Senator Charles Grassley last week linked the Boston bombing suspects to the fate of immigration legislation -- and now immigration-reform supporters are lashing out.

We should slow down reform, the Iowa Republican said, to make sure we are properly screening for terrorists. “Given the events of this week, it’s important for us to understand the gaps and loopholes in our immigration system,” Grassley said. “While we don’t yet know the immigration status of people who have terrorized the communities in Massachusetts, when we find out, it will help shed light on the weaknesses of our system.”

Today, Senate Judiciary Committee chairman Patrick Leahy rebuked Grassley. “Let me point out one thing that has troubled me a great deal,” Leahy said at his committee's hearing on immigration. "Last week opponents of comprehensive immigration reform began to exploit the Boston marathon bombing."

As demagogy goes, Grassley's remarks were pretty light stuff, no different in kind from gun-control advocates eagerly awaiting news on the origins of the bombers' arsenal in order to advance their own agenda. If it turns out that the bombers got their guns at a gun show, does anyone think gun-control advocates won't exploit that fact?

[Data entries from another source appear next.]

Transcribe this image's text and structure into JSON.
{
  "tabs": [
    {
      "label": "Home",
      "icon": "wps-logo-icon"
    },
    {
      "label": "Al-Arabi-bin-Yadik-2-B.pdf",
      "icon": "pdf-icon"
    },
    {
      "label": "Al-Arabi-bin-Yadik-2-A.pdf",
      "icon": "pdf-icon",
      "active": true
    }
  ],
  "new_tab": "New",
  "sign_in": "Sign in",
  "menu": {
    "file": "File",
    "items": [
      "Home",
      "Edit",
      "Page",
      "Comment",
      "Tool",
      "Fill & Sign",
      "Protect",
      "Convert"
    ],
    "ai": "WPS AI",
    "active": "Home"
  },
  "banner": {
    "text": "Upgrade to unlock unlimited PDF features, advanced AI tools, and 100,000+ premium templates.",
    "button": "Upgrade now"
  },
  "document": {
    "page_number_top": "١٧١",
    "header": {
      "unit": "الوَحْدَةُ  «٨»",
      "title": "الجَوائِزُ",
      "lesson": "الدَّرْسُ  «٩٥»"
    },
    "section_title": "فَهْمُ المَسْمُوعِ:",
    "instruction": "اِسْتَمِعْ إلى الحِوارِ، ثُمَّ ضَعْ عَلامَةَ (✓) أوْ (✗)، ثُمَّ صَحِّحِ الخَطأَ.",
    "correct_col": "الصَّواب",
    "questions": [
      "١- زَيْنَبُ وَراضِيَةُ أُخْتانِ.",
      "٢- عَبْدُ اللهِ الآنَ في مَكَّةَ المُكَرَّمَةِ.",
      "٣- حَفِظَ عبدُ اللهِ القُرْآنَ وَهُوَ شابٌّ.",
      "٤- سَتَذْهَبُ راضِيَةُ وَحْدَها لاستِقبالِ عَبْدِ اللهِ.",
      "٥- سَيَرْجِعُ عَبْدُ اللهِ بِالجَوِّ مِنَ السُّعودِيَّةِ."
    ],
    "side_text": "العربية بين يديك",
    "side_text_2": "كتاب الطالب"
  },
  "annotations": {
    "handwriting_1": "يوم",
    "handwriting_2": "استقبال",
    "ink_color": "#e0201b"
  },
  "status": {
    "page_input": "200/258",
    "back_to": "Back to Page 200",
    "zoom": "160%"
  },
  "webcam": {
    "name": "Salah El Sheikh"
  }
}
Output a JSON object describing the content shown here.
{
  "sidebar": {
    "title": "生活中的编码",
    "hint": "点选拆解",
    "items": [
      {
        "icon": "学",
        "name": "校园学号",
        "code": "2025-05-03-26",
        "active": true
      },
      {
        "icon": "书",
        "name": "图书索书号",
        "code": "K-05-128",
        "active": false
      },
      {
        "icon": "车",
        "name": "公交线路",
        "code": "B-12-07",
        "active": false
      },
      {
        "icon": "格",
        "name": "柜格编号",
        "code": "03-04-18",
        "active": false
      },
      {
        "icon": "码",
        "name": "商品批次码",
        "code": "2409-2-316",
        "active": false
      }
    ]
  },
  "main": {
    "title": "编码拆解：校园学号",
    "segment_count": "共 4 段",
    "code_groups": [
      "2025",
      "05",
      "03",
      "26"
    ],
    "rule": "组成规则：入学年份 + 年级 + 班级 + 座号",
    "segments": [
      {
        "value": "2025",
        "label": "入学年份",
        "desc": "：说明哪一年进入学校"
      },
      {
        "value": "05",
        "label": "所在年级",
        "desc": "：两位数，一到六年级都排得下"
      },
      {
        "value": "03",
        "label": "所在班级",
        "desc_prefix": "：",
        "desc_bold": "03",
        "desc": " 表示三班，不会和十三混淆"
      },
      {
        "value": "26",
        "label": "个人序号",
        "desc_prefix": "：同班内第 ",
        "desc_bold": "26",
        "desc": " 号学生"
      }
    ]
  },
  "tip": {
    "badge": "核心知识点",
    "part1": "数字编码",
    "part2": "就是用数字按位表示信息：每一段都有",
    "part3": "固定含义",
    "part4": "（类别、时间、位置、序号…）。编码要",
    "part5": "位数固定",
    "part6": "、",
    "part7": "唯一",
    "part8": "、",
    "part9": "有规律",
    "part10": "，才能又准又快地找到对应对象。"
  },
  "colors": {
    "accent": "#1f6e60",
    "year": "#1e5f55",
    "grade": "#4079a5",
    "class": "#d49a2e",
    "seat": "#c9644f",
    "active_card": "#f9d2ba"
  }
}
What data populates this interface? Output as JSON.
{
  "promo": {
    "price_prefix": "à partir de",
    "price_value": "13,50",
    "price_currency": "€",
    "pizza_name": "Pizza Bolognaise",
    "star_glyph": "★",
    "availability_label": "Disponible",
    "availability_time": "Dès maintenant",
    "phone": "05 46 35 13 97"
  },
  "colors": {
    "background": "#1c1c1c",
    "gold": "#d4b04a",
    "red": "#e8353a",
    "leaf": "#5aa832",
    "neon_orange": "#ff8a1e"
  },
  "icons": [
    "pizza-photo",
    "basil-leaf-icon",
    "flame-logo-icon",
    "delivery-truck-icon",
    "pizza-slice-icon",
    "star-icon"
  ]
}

So Grassley deserves a pass on this one. What might merit condemnation are his comments about the modest background-check bill, promoted by two solid conservatives, which he helped to scuttle in the Senate last week. The bill explicitly forbade the creation of a national gun registry. But Grassley argued that background checks are a slippery slope. When they fail, gun-control advocates will turn to gun registration. "When registration fails, the next move will be gun confiscation," Grassley said.

Even here, it's impossible to tell whether Grassley is demagoguing the issue or whether he belongs to the paranoid fringe that actually believes that the very same government that refuses to require background checks for felons and the mentally ill will prove willing -- and able! -- to confiscate a couple hundred million guns. In Grassley's defense, in other words, he could be delusional.

The real indictment of Grassley, and the one I've never stopped marveling over, was his 2009 comment to a roomful of Iowa constituents that they should "be afraid" of the health-reform legislation then in Congress because "We should not have a government program that determines if you're going to pull the plug on grandma."

Sarah Palin gave that infamous lie currency, but Grassley's repetition of it was arguably worse. Unlike Palin, Grassley was ranking member of the Senate Finance Committee. He had been personally engaged in negotiations over health-care reform with Senate Finance Committee chairman Max Baucus, who was desperately (and futilely) seeking Republican support. Did he really think the legislation contained death panels?

No, he did not.

Second, Grassley was a member of Congress himself. Did he think the politicians who surrounded him, who were as desperate for public approval as he was himself, could somehow adopt death-panel legislation and then blithely run for re-election on that record?

No, he did not.

Grassley lied. And the lie he told was especially outrageous and poisonous, implying that Congress was run by people who deemed it appropriate for government bureaucrats to actively decide that some citizens should die rather than receive medical care. How anyone in Congress, Democrat or Republican, could ever work with Grassley in any capacity is beyond me.

(Francis Wilkinson is a member of the Bloomberg View editorial board. Follow him on Twitter.)